After spending an afternoon diving into a mammoth pile of my belongings that I’m giving away to charity, (mainly due to the fact I don’t want Channel 4 making a documentary about a 27-year-old Bristol based design hoarder!) I stumbled across all 30+ of my sketchbooks. From early school days, through to hipster friendly Moleskin sketchbooks reserved for only when I had a really ‘cool’ idea and an erasure. A few hours passed and I found myself losing track of time simply flicking through them. It was a self-indulgent, but insightful experience that made me appreciate the importance of owning a sketchbook.

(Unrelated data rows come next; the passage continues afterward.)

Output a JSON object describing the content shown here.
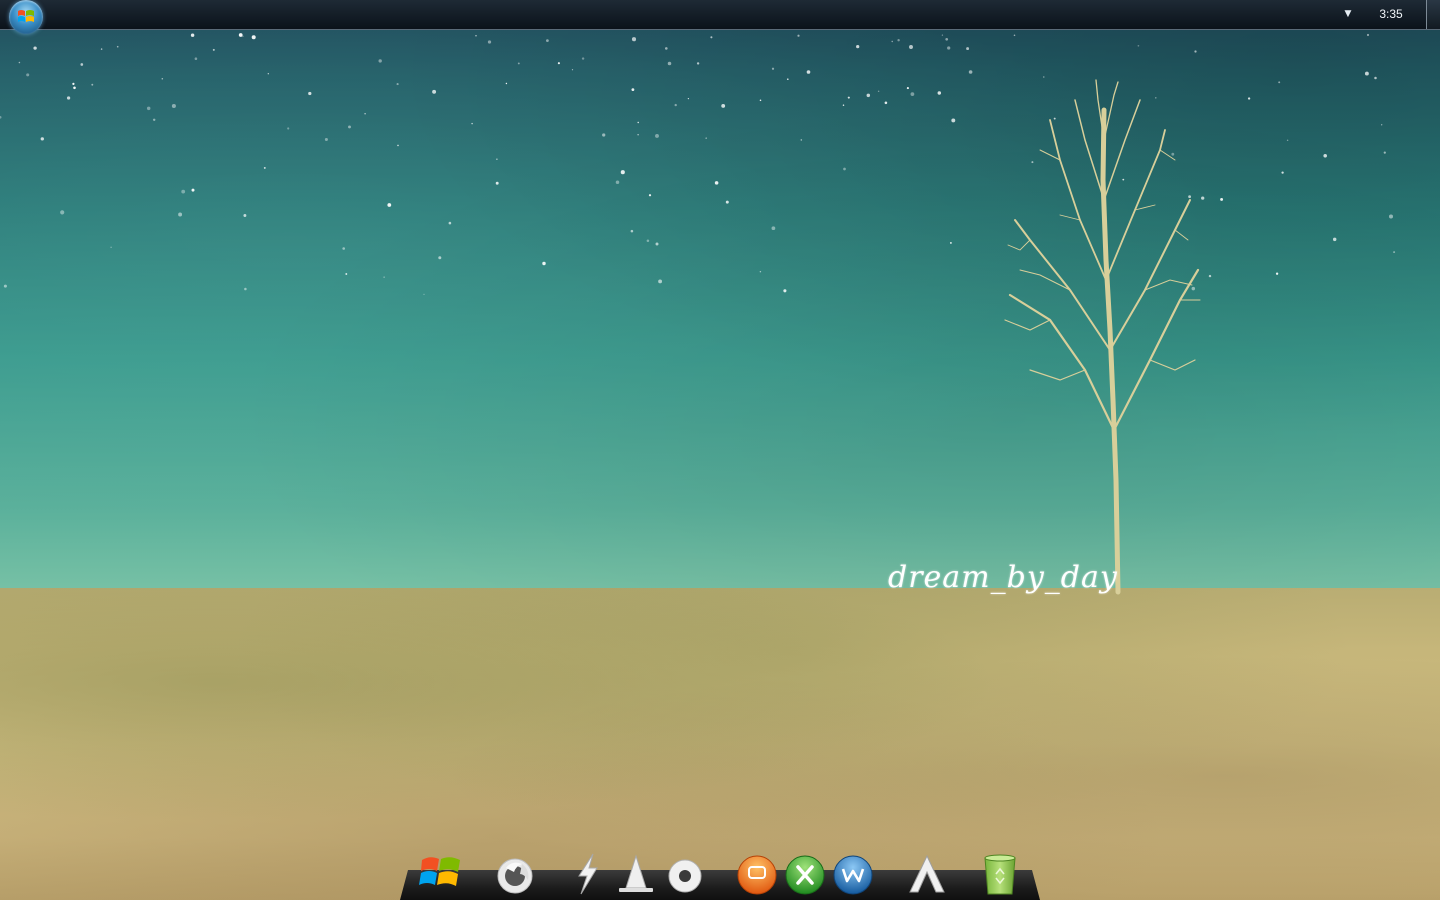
{
  "wallpaper": {
    "caption": "dream_by_day",
    "sky_color": "#2a7d7a",
    "ground_color": "#c6b67a"
  },
  "top_bar": {
    "start_icon": "windows-orb-icon",
    "tray_menu_icon": "triangle-down-icon",
    "clock_time": "3:35",
    "show_desktop_icon": "show-desktop-button"
  },
  "dock": {
    "items": [
      {
        "icon": "windows-logo-icon"
      },
      {
        "icon": "firefox-icon"
      },
      {
        "icon": "lightning-icon"
      },
      {
        "icon": "cone-icon"
      },
      {
        "icon": "disc-icon"
      },
      {
        "icon": "orange-app-icon"
      },
      {
        "icon": "xbox-icon"
      },
      {
        "icon": "word-icon"
      },
      {
        "icon": "a-logo-icon"
      },
      {
        "icon": "recycle-bin-icon"
      }
    ]
  }
}
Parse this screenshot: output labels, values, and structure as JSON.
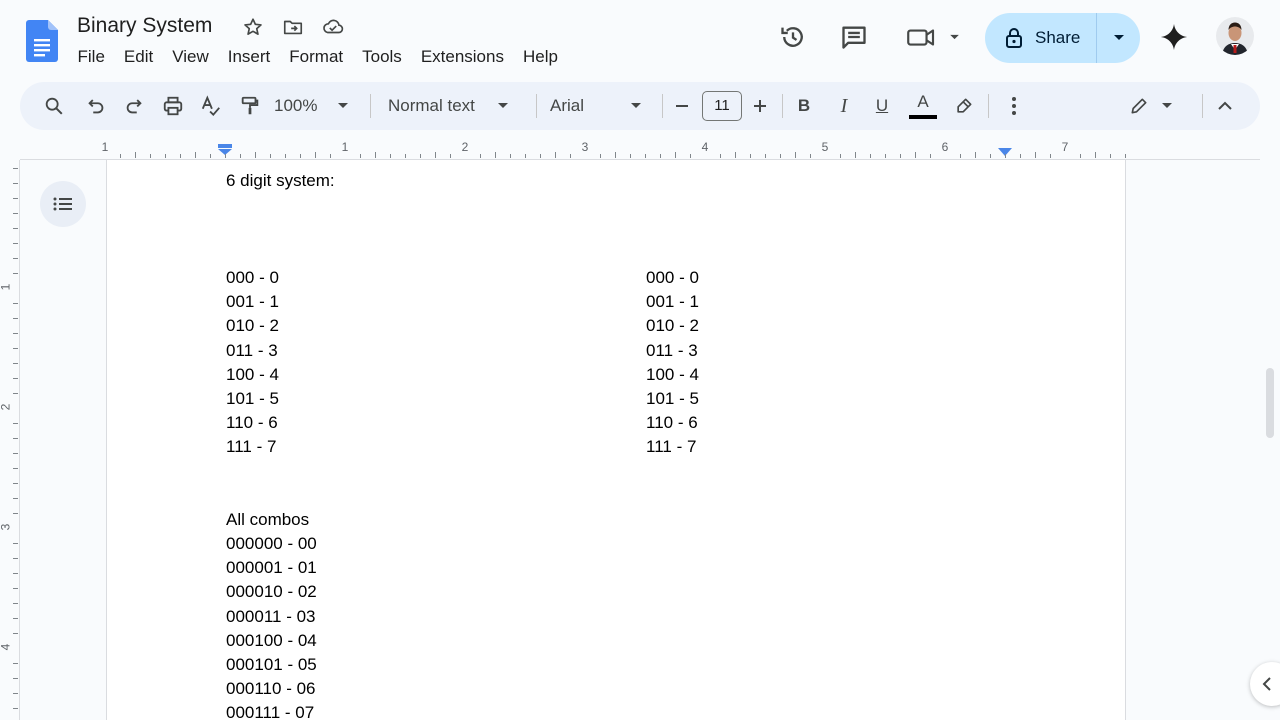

Call me old fashioned but in most cases when starting a design brief, either self-initiated or professional I always find myself with a pencil in hand. I’ve discovered my own creativity flows much better from a piece of lead or even a half chewed biro. If you scroll through Fiasco’s portfolio you will see many cases of our initial sketchbook workings, for example the image below which Ben created whilst working on character concepts for Aardman.
The natural design process for us here at Fiasco always seems to be a one where the pencil comes before the mouse. It’s quick, it’s instant and it creates absolutely no barriers between you and the artwork. Even when designing wireframes for websites, the speed in which we can experiment with layout design doesn’t compare to sketching ideas out.
One of my favourite designers Noma Bar recently confirmed my trust in sketchbooks when I saw him speak at WEDF not too long ago. Explaining that most of his working day consisted of sitting outside with a sketchbook in his lap and that he would only think about turning on his computer when he got home in the evenings.
Noma Bar’s Sketch book, exploring concepts for ‘Falling Man’ book cover.
Here at Fiasco we feel only good ideas can come from owning a sketchbook, we feel they become a catalogue of our own ideas. Not all great ideas perhaps, but those dodgy sketches that don’t quite make sense help the good ideas stand out and come to fruition! Owning a sketchbook has become mandatory for myself as a designer and honestly I could not live with out one.
Feeling extra brave? Do as the infamous type designer David Quay does and only use permanent pens in your sketchbooks, forcing you to learn from every mistake you make! Whether you’re an appreciater of the good old fashioned sketchbook, or you think they’re a waste of your creative time, we would love to hear your opinions below.